Though still retaining his top-down perspective on the world, Frogger has been given a mission, 3D polygonal graphics, and a variety of new environments to explore in his return to the present. It seems that during his video-gaming sabbatical, over a hundred baby frogs tried to fill in his place (The Replacement Froggers, if you will). They're now trapped over nine different stages (five per level, one to five levels per stage) and are sorely in need of rescuing.
The first stage comprises five levels styled after the original title. You must navigate through several lanes of traffic and over logs and turtles across a stream, though with the aforementioned polygonal graphics in place and an ever-present clock counting down the time. Extremely fun, this Retro Stage is almost worth the price of the game, even though it remains little more than an upgraded take on its ancestor. In the retrospective, however, nearly every level has a different environment (though themes seem to pervade through each specific stage), the frogs are almost never again all neatly grouped together, and there is quite a variety of enemies and play mechanics. For instance, Canopy Capers places you in a forest where you must avoid squirrels, sneak onto the backs of birds, and hop from collapsing branch to collapsing branch. In the factory-like Scorching Switches, you must leap on lots of moving machine parts and flip switches to reach the frogs. And in suburban nightmare Mower Mania, speedy lawn mowers bar your way, or, more precisely, run over you.

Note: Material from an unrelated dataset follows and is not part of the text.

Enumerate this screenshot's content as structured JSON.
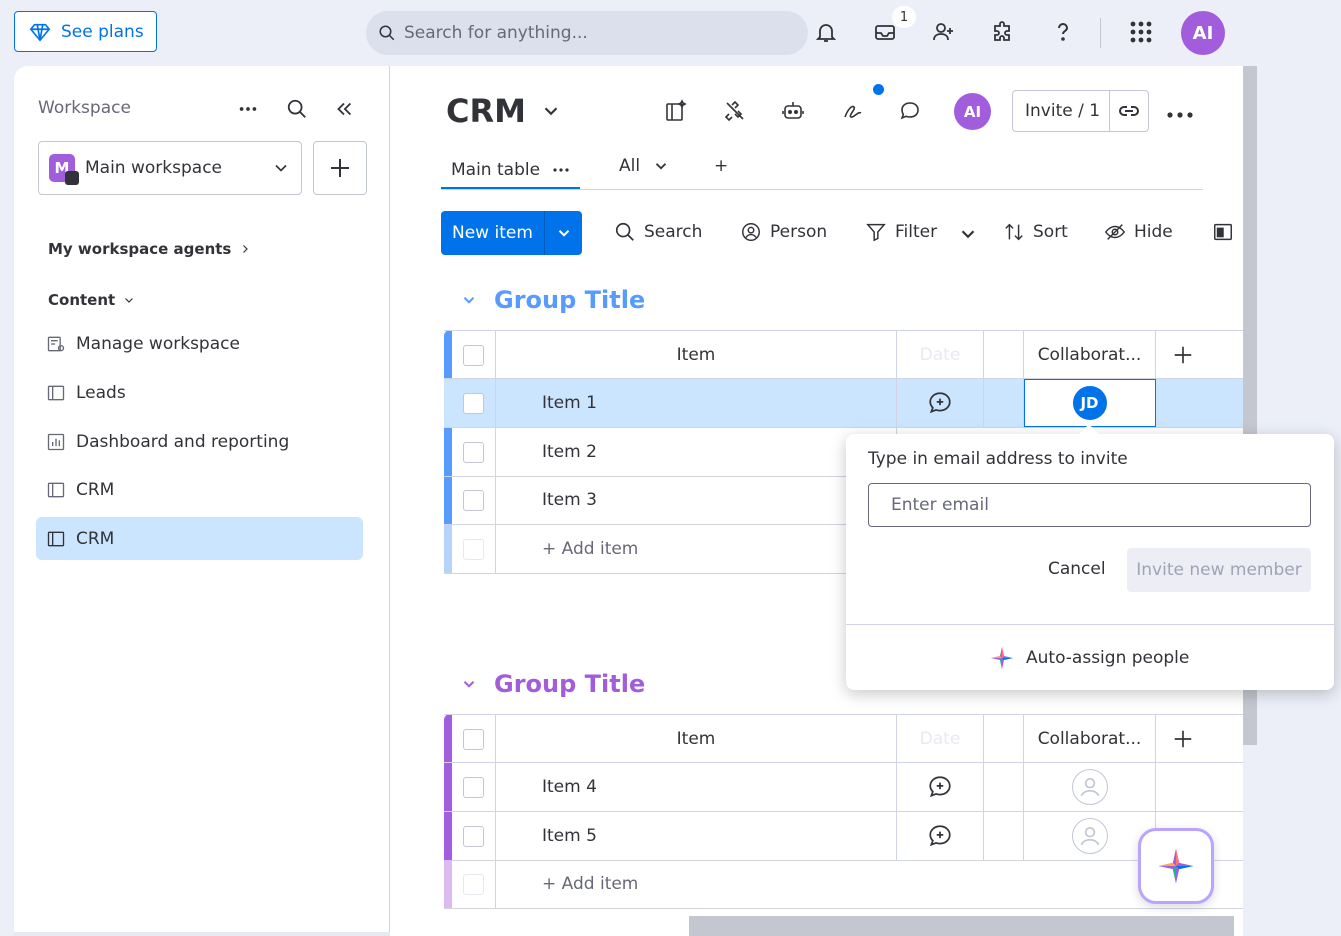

Though you can choose what stage you want to try, later levels must be unlocked first, and not every stage is available at the game's outset. The final areas can be opened up by finding hidden golden frogs (there is one per stage). Get a few, and you can take on the Cloud Stage, where Frogger takes a walk in the clouds in several levels very likely inspired by Frogger II: Threedeep!, the ultraobscure sequel to the first Frogger game. Grab a few more, and you can play the Toxic Stage (where you'll hop on exploding barrels and slippery pipes), the Desert Stage (avoid snakes, beetles, and bouncing boulders), and the Jungle Stage (ride hippos and watch out for monkeys and killer plants).
While the controls are still simple, the developers added several new abilities, such as the Power Croak, Heat-Seeking Tongue, and Super Jump. Different levels require different skills. For instance, you'll need the Super Jump in Boulder Alley to leap over beetles; the Power Croak will help light your way and communicate with the baby frogs in Dark, Dark Cavern; and the Heat-Seeking Tongue is useful to snag extra lives and time-extending Fly Power-Ups in Frogger Goes Skiing. Also, since Frogger can't move as quickly as you can hammer out commands into the controller, it's sometimes possible to accidentally overshoot a lane of traffic or hop over a cliff. But since the character's timing is easy enough to recognize, all that's necessary is to be careful about how many steps you input during time-clock panicked play.
Some people really dislike this game, but it all depends on how you approach it. Once the later Retro levels are accomplished, you will have a feel for the extremely fast timing of the game. Trying out the other stages - where the pace is the same, but you must figure out where you're going on top of that - can be a little disconcerting at first, but therein lies a lot of the title's fun. Each level requires you to very quickly determine the timing of its inhabitants and the whereabouts of the five frogs. It's kind of like puzzle solving at gunpoint. It may take some time, but since the lives are the characters' to burn and not your own, it's pretty enjoyable. Be warned: If you dive into the other levels without finishing the Retro Stage, you'll probably not be properly acclimatized to the game speed and could get frustrated. Likewise, the multiplayer rounds are extremely hard if you're not used to the later stages of the game, though it's clear the Retro two-player arena would be much better if it used a horizontal split-screen perspective instead of a vertical one. Oddly enough, much more of the screen can be seen in this stage when three or four players are competing via the PlayStation Multi-Tap.
The other very noticeable problem is that the Lily Pad Stage shouldn't have been put in immediately after the Retro levels. The goals of this stage's first level, Lily Islands, are about the most difficult to fathom in the entire game, and it's sure to throw off new players. Otherwise, Frogger is an enjoyable title. Its 3D graphics look like polygonal origami, its soundtrack is extremely catchy, and it contains many hours of super fun puzzle/arcade-style play.